→ **Requirement**:
Across the entries below, how many lines include the word "knee"? Reply with only the number.

========================================

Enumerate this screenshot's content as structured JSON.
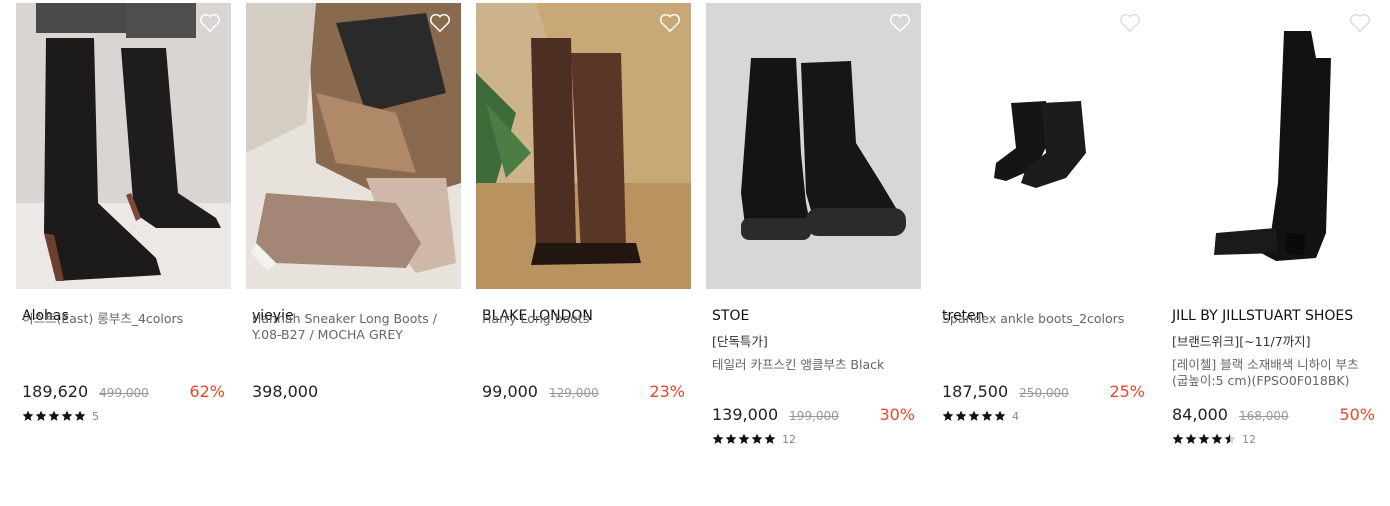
{
  "products": [
    {
      "brand": "Alohas",
      "tag": "",
      "name": "이스트(East) 롱부츠_4colors",
      "price": "189,620",
      "original_price": "499,000",
      "discount": "62%",
      "rating_stars": 5,
      "review_count": "5",
      "image": "knee-high-black-boots-on-model"
    },
    {
      "brand": "yieyie",
      "tag": "",
      "name": "Hannah Sneaker Long Boots / Y.08-B27 / MOCHA GREY",
      "price": "398,000",
      "original_price": "",
      "discount": "",
      "rating_stars": 0,
      "review_count": "",
      "image": "mocha-grey-sneaker-boots-on-model"
    },
    {
      "brand": "BLAKE LONDON",
      "tag": "",
      "name": "Harry Long boots",
      "price": "99,000",
      "original_price": "129,000",
      "discount": "23%",
      "rating_stars": 0,
      "review_count": "",
      "image": "brown-long-boots-on-rattan-chair"
    },
    {
      "brand": "STOE",
      "tag": "[단독특가]",
      "name": "테일러 카프스킨 앵클부츠 Black",
      "price": "139,000",
      "original_price": "199,000",
      "discount": "30%",
      "rating_stars": 5,
      "review_count": "12",
      "image": "black-chunky-ankle-boots"
    },
    {
      "brand": "treten",
      "tag": "",
      "name": "Spandex ankle boots_2colors",
      "price": "187,500",
      "original_price": "250,000",
      "discount": "25%",
      "rating_stars": 5,
      "review_count": "4",
      "image": "black-spandex-ankle-boots"
    },
    {
      "brand": "JILL BY JILLSTUART SHOES",
      "tag": "[브랜드위크][~11/7까지]",
      "name": "[레이첼] 블랙 소재배색 니하이 부츠(굽높이:5 cm)(FPSO0F018BK)",
      "price": "84,000",
      "original_price": "168,000",
      "discount": "50%",
      "rating_stars": 4.5,
      "review_count": "12",
      "image": "black-over-knee-boot"
    }
  ],
  "colors": {
    "discount": "#e8472a",
    "star": "#111111",
    "wish_icon": "#ffffff"
  }
}
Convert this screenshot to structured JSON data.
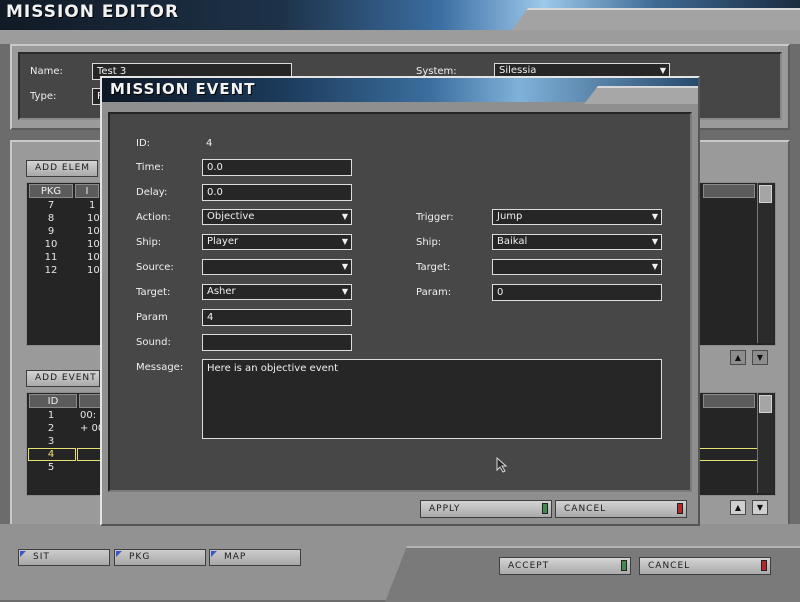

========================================

→ **Written response**:
2